GIVEN INFORMATION:
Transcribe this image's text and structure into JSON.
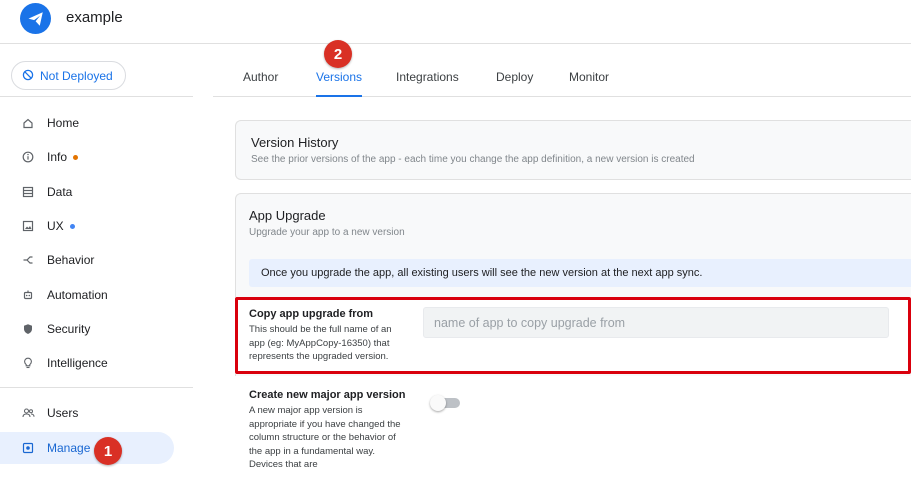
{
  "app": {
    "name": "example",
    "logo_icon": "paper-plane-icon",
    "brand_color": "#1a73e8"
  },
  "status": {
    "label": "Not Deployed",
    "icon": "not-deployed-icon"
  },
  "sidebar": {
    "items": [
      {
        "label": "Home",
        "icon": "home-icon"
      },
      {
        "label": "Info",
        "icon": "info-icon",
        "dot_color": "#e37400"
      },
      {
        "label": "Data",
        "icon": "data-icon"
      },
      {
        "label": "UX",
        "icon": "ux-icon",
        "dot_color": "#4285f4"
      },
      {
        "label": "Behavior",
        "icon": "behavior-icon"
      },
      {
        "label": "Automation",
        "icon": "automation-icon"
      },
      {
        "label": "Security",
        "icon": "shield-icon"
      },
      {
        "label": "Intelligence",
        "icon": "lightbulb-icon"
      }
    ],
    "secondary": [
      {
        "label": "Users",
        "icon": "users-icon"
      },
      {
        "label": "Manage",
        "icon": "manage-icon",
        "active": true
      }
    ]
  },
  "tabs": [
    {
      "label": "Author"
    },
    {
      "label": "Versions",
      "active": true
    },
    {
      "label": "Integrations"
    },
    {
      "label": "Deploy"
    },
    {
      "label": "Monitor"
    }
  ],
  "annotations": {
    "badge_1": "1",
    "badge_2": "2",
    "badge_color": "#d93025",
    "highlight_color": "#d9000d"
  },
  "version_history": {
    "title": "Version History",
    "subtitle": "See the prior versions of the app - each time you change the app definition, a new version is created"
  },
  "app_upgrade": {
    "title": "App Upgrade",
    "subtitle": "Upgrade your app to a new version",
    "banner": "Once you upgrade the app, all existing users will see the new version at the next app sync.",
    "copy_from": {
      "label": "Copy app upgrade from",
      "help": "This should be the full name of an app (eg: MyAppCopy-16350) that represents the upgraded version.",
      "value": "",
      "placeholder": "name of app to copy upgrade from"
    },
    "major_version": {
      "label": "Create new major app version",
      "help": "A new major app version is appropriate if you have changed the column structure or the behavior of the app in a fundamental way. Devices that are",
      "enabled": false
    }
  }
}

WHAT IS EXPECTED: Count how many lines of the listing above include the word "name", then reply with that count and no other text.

ANSWER BELOW: 3